But in some Los Angeles Unified classrooms, up to 57 kids are crammed together, reports the Los Angeles Times. An accompanying photo shows two girls forced to sit on file cabinets, while the story describes kids sitting on the floor of one classroom.
It’s not surprising class sizes are growing. Of the 273,000 jobs lost last month, 29,000 of them were teachers, writes Paul Krugman for The New York Times.
Ironically, the United States does very well compared to other nations when it comes to class size, according to NationMaster.com. With an average of 18.3 students per classroom, that’s far better than Japan’s 35.5 and Hong Kong’s 31.9. Kids from both of those places on average do better in math and science than their American counterparts, according to this measure.
So large class sizes seem to be a sporadic local phenomenon for now, but that might change. Stories in hard-hit states warn that school districts are at least considering an increase in class size.
But that’s not the only problem; just check out recent headlines:
- Teachers Salaries Frozen – Sebring, Florida
- School Districts to Feel Pain of State Budget Cuts – Lansing, Michigan
- Des Moines Schools Will Face $15 Million Budget Cut – Des Moines Iowa
- AL Governor Orders New School Budget Cuts – Huntsville, Alabama
Now if the United States was tops internationally in education, it would be easy to understand a little budget cutting. But that’s not the case. Consider that the United States ranks about 29th in the world in science and 35th in math, according to this measure. Azerbaijan, New Zealand and Liechtenstein are all beating our kids in math.
While I’ve always maintained that recent educational gains have been minimal, especially since No Child Left Behind forgot to include highs schools, our educational system is likely to start backsliding as budget cuts catch up with teachers in the classroom.
As it is, I feel it imperative to provide my kids with additional education at home, mostly in the form of tutoring. I should explain that I do not push my kids. I just add about 10 minutes of additional math and writing each day when they’re receptive.

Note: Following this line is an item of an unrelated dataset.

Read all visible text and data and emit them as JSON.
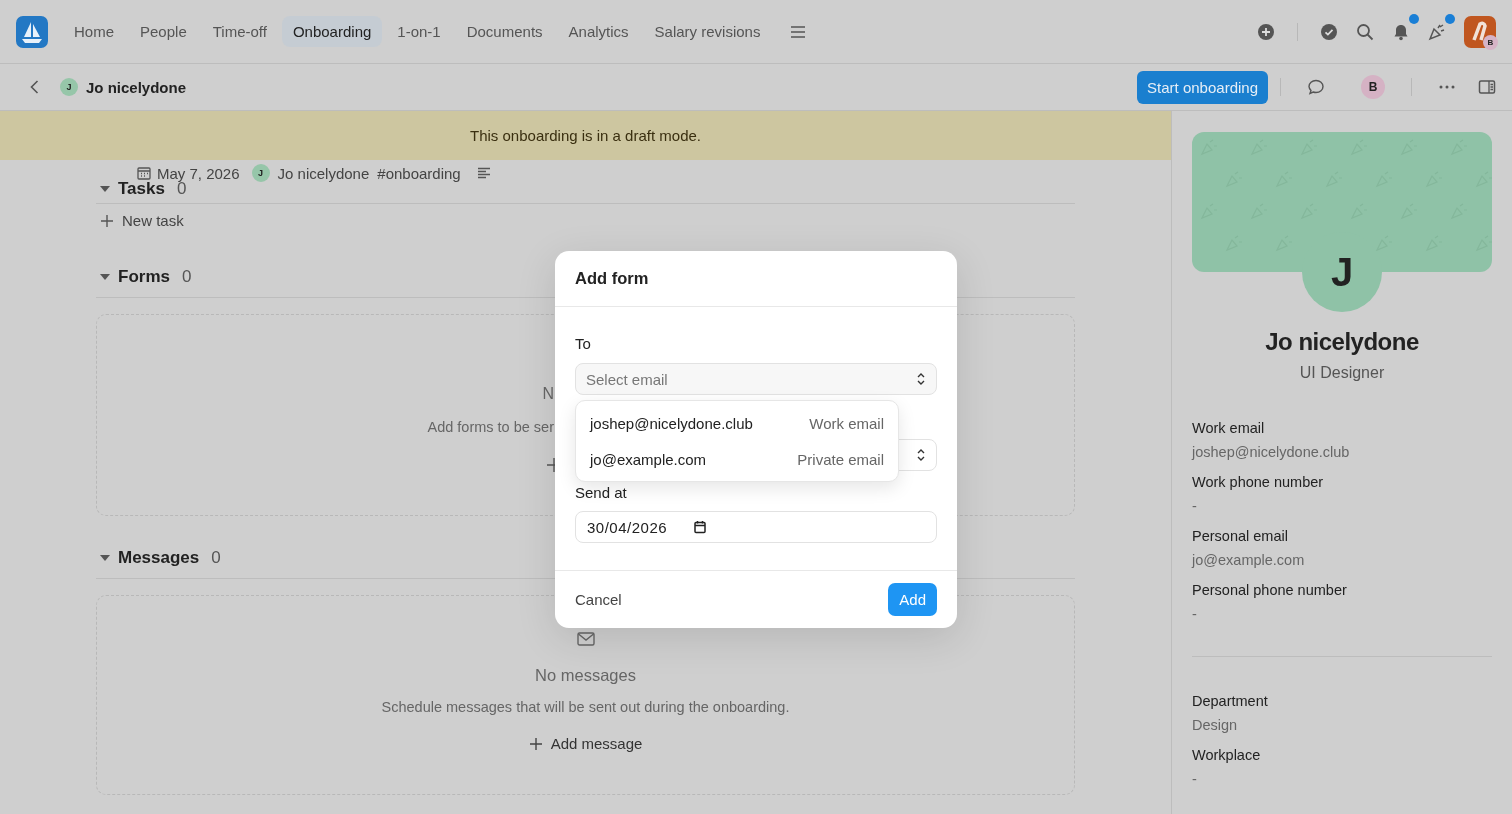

It may seem small, but I suspect the advantage will accumulate much like daily compounded interest rates.
And while I’m less worried about the financially comfortable, I wonder what’s going on in the homes of the less fortunate.